PROBLEM TO SOLVE —
Among the following entries, count the lines that contain "value" and report only the result.

PROVIDED MATERIAL —
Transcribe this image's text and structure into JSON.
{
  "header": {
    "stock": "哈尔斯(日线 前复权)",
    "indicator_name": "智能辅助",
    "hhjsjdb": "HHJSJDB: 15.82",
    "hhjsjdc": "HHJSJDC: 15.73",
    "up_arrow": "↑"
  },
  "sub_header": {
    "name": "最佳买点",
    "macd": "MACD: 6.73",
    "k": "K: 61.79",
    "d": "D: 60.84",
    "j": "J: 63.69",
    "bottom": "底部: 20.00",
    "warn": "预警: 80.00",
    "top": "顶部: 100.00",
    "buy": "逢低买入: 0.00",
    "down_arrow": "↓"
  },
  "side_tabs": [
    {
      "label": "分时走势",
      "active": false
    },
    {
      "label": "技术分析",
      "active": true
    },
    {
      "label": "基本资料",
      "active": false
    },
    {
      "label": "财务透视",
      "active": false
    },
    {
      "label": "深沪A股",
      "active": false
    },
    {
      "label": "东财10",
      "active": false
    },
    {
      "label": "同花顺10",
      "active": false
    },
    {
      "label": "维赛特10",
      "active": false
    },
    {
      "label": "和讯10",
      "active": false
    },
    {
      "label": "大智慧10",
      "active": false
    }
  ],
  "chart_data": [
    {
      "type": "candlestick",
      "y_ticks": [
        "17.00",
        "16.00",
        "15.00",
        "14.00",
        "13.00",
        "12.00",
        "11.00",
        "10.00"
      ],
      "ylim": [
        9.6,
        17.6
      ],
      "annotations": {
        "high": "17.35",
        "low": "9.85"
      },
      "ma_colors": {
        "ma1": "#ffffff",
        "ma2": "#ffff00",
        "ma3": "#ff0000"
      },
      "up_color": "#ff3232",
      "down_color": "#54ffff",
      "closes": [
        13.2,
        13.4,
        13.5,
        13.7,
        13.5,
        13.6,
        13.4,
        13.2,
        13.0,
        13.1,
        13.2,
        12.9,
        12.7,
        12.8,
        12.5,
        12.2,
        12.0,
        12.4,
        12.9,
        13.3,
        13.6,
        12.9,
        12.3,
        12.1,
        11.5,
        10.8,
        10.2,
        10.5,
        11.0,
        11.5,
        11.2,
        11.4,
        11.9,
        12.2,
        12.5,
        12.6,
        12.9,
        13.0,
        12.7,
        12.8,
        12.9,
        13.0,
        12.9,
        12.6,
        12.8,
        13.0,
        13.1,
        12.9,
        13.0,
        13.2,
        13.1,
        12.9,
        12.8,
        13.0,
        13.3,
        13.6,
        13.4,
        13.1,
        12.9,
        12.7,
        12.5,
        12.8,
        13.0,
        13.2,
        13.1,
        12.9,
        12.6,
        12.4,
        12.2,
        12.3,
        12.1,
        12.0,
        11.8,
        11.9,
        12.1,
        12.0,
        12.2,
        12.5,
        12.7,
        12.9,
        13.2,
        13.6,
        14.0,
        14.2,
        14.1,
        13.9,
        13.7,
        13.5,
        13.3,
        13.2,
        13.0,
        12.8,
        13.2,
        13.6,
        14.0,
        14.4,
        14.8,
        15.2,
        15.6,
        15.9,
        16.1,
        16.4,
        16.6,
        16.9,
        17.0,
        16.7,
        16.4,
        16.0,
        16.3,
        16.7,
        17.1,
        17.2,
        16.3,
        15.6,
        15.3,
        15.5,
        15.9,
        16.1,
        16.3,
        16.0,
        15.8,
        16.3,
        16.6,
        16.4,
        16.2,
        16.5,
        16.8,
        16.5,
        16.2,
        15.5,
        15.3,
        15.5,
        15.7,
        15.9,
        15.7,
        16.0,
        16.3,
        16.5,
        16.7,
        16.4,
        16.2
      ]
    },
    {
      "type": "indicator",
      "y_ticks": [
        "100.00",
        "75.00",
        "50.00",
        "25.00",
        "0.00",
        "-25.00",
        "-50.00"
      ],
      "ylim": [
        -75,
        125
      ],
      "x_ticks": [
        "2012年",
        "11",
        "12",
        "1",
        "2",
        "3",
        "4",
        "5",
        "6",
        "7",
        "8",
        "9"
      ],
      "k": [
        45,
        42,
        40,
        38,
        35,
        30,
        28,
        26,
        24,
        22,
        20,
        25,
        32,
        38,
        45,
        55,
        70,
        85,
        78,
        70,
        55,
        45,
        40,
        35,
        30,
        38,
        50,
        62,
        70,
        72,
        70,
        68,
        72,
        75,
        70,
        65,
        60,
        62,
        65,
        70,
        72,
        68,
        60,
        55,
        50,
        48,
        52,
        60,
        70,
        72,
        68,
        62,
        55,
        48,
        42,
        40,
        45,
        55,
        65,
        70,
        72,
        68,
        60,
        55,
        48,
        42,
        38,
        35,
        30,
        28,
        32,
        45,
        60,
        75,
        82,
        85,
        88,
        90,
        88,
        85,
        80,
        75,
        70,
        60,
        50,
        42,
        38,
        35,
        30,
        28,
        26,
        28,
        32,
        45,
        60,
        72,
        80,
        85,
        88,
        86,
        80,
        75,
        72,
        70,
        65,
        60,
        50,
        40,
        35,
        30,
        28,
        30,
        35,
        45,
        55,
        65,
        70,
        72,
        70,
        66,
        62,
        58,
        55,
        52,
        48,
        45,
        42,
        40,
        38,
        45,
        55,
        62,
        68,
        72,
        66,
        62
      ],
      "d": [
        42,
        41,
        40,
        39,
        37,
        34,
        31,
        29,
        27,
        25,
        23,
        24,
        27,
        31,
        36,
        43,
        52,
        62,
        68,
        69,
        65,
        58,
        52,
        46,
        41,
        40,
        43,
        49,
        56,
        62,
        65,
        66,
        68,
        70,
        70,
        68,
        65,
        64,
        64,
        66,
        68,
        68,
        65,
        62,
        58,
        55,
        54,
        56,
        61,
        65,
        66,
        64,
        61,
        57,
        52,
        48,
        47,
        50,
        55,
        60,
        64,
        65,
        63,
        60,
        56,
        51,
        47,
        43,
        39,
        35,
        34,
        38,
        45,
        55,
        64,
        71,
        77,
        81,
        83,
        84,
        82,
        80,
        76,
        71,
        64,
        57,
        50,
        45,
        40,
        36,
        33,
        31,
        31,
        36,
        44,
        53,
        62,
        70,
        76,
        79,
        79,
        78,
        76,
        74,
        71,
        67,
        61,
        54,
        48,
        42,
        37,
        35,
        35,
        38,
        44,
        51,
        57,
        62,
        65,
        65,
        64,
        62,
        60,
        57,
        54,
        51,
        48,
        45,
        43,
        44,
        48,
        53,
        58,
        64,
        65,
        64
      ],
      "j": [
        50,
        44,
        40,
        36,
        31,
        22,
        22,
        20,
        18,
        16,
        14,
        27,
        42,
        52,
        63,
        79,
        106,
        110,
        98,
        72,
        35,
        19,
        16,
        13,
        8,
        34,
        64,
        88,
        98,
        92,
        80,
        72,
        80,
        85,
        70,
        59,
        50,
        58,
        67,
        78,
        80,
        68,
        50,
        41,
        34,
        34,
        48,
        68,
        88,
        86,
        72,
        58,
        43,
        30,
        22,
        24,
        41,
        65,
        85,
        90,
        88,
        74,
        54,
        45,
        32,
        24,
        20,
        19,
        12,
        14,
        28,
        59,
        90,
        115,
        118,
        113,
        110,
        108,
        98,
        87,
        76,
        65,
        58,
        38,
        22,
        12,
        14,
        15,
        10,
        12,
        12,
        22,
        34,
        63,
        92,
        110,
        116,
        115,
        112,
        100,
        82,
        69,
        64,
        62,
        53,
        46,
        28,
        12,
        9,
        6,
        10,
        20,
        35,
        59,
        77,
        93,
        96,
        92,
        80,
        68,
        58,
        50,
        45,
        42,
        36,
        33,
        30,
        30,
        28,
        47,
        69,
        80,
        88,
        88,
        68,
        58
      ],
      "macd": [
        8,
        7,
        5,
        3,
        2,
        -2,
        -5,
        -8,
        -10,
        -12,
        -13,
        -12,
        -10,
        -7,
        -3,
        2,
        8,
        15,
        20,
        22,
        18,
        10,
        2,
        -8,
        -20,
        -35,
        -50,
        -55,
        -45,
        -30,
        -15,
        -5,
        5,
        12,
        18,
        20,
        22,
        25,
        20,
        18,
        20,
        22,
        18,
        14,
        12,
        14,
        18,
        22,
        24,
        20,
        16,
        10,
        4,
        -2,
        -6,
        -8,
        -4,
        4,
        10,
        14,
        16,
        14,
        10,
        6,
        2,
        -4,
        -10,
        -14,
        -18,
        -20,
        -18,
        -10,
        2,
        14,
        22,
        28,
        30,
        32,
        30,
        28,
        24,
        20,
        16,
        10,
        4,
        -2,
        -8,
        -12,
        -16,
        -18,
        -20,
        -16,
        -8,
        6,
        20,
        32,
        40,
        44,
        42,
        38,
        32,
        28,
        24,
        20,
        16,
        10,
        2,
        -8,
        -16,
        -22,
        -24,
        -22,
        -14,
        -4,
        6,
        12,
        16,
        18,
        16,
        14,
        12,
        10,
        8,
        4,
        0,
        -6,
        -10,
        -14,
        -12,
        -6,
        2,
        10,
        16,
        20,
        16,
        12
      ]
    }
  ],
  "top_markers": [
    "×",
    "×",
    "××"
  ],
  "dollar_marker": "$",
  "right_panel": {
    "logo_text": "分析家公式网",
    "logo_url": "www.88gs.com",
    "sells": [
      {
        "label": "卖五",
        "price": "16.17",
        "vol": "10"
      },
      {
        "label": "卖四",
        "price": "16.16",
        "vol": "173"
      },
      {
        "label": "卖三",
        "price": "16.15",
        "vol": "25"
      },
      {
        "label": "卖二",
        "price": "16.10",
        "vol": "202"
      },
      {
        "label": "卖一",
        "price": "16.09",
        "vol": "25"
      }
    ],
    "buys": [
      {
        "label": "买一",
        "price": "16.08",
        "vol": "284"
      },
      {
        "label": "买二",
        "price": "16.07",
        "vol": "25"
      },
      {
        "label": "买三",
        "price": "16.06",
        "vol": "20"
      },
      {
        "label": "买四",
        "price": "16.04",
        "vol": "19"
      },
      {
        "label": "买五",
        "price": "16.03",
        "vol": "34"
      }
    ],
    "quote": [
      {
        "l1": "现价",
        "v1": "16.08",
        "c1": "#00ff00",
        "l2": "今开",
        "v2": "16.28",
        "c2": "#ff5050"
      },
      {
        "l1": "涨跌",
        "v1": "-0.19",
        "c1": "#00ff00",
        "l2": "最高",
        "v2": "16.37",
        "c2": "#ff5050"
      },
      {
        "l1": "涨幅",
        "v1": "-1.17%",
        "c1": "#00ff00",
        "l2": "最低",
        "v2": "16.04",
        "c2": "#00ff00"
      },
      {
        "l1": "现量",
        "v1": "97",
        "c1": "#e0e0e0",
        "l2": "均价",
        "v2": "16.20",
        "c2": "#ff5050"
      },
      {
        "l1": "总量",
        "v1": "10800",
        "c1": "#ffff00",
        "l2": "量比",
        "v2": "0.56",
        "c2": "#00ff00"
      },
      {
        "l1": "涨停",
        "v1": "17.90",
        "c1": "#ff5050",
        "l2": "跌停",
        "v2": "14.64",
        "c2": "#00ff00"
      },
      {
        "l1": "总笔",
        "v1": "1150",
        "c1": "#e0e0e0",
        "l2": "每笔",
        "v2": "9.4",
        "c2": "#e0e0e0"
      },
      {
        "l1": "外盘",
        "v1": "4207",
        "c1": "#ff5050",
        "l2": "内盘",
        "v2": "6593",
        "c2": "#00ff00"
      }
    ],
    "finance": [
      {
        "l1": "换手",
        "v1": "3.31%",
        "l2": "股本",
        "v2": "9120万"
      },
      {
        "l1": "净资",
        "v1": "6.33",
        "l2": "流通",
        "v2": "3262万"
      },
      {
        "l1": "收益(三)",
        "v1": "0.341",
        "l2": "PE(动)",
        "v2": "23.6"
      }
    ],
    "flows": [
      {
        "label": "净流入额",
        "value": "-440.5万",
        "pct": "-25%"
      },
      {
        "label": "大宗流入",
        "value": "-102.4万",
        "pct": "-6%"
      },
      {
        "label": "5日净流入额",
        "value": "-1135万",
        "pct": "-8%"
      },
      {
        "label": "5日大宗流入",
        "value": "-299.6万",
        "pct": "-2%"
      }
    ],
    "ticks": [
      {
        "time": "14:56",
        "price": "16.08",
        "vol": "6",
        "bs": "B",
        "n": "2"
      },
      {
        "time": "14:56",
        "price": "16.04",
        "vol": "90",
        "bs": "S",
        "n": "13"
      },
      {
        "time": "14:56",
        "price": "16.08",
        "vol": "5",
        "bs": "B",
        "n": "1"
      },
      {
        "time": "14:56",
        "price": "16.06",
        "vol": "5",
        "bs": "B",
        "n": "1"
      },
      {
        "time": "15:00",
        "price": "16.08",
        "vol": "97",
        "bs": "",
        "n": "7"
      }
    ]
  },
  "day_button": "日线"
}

EXERCISE OUTPUT —
4